Orchestra Etiquette by Blake Turner

The orchestra, if you take the time to think about it, is one of the more complex work environments in the world. Where else do you see groups of 100 people or more, all in the same room, sitting in very close proximity to each other? With so many musicians working together for hours on end, it is crucial that symphony members be professional and follow orchestra etiquette.

2013 Autumn Shepherd School Orchestra

The Shepherd School Orchestra

What is etiquette? The Cambridge Dictionary simply defines etiquette as “the set of rules or customs that control accepted behavior in particular social groups or social situations.”

To my knowledge, there is no official set of rules that dictates orchestra etiquette. However, from my own experience and with some help from Joan DerHovsepian of the Houston Symphony and my colleagues at the Shepherd School, I have compiled a list of general rules.

Don’t Look Behind You

As a string player, I’m often tempted to look behind me at the wind and brass players. Sometimes a wind player will play so beautifully, I want to see who it was and acknowledge them. But I have to tell myself, don’t do it!! It is very distracting for wind and brass players when 20–30 eyes start ogling them. Be polite and look forward.

Avoid Tapping Your Feet

I sometimes catch myself tapping my feet in rehearsal, and I quickly stop when I realize what I’m doing! Even though I’d like to believe that I have impeccable rhythm (I don’t), I know how distracting it can be to other players around me when I tap my feet.

Inside Players Mark Parts

It is the responsibility of the inside player on a shared stand to mark the parts with bowings and changes during rehearsals. If you are the inside player, be proactive and alert. Once the conductor indicates something needs to be marked down, don’t wait for your partner to do it, do it yourself!

Prepare

It may go without saying that orchestra players must have their parts prepared before rehearsals. You are showing respect for your colleague’s time, your audience, and yourself.

Talking During Rehearsal

Keep your conversation during rehearsals to a minimum. If you need to discuss something with your stand partner regarding the music, make it brief so that both of you can stay on track in rehearsal.  Leaving questions about notes or rhythms, etc., for orchestra breaks is preferred so as not to waste valuable time.

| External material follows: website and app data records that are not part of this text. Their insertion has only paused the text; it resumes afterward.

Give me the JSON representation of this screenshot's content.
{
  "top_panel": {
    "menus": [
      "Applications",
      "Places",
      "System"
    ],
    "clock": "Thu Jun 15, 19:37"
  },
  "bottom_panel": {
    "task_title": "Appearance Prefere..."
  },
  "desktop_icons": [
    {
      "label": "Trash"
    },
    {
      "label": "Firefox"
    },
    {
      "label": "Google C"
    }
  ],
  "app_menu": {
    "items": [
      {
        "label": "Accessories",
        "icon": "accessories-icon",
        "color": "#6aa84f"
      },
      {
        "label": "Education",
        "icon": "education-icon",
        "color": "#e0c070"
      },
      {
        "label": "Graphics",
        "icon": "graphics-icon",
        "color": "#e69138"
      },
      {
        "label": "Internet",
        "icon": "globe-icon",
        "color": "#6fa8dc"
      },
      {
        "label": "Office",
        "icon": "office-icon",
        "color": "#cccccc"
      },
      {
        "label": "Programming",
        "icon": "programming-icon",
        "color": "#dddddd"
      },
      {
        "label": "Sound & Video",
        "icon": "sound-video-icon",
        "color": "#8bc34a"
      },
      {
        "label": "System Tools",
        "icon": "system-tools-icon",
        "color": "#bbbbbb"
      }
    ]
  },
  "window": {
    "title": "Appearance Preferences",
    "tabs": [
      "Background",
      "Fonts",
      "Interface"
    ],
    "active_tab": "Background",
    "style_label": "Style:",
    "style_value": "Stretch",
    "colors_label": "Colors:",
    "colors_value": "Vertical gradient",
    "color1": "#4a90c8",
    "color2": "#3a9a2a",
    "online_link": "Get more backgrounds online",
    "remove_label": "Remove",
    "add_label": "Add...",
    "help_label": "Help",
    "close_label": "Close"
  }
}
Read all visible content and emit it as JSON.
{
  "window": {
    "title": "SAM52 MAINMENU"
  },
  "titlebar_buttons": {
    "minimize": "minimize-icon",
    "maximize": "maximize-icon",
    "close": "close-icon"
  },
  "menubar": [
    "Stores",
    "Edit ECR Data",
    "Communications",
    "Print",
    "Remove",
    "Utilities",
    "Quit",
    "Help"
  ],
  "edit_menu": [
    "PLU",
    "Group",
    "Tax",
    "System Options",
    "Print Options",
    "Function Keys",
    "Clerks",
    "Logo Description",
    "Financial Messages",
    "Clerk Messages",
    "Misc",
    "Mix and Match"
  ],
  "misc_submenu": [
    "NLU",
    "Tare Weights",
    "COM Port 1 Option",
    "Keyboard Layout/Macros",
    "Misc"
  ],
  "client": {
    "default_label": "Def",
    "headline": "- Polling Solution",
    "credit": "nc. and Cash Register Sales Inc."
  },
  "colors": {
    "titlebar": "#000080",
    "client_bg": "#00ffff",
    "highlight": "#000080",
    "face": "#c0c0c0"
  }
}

Follow the chain of command. Consult the principal player of your section before going directly to the conductor.

Here are some professional tips from Houston Symphony Assistant Principal Violist Joan DerHovsepian:

Page Turning

“The most important responsibility an inside player has is to make a timely page turn for their partner, so the outside player can play seamlessly. Arrive for the turn early with page in hand, wait one second to make sure your partner has scanned the remaining music, and turn swiftly.  Dropping a few extra notes so this turn can be done at just the right time shows respect for your partner and is always appreciated.”

Rice Symphony Class Photo

The Houston Symphony

Staggered Bowing

“The outside player may change bow on held notes or staggered bowing passages where they are comfortable. It is the responsibility of the inside player to watch sensitively for this change and make their bow change just before or after their partner. This courtesy is easily overlooked, but I’ve always felt it creates harmony on a stand when there is this common awareness.”

Bring Your Own Pencil

“When two people share a stand, it is polite that each will bring his or her own pencil (with functioning eraser) to every rehearsal. Share music, not germs!!”


Comments RSS Both comments and pings are currently closed.

Comments are closed.